→ **Work required**: Copy every record that follows, word for word.

*** Opening Material supplied ***

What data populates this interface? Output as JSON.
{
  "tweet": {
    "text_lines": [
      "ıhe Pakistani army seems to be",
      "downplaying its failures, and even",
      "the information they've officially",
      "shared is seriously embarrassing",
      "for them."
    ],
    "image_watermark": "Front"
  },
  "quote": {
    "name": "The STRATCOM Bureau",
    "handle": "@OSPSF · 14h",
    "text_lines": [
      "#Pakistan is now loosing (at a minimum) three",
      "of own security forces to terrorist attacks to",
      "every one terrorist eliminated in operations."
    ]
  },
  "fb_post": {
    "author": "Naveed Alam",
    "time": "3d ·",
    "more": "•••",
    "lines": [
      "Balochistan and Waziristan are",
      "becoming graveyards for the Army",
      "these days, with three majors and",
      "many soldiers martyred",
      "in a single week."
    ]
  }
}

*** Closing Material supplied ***

→ **Solution to this exercise**:
What data populates this interface? Output as JSON.
{
  "tweet": {
    "text_lines": [
      "ıhe Pakistani army seems to be",
      "downplaying its failures, and even",
      "the information they've officially",
      "shared is seriously embarrassing",
      "for them."
    ],
    "image_watermark": "Front"
  },
  "quote": {
    "name": "The STRATCOM Bureau",
    "handle": "@OSPSF · 14h",
    "text_lines": [
      "#Pakistan is now loosing (at a minimum) three",
      "of own security forces to terrorist attacks to",
      "every one terrorist eliminated in operations."
    ]
  },
  "fb_post": {
    "author": "Naveed Alam",
    "time": "3d ·",
    "more": "•••",
    "lines": [
      "Balochistan and Waziristan are",
      "becoming graveyards for the Army",
      "these days, with three majors and",
      "many soldiers martyred",
      "in a single week."
    ]
  }
}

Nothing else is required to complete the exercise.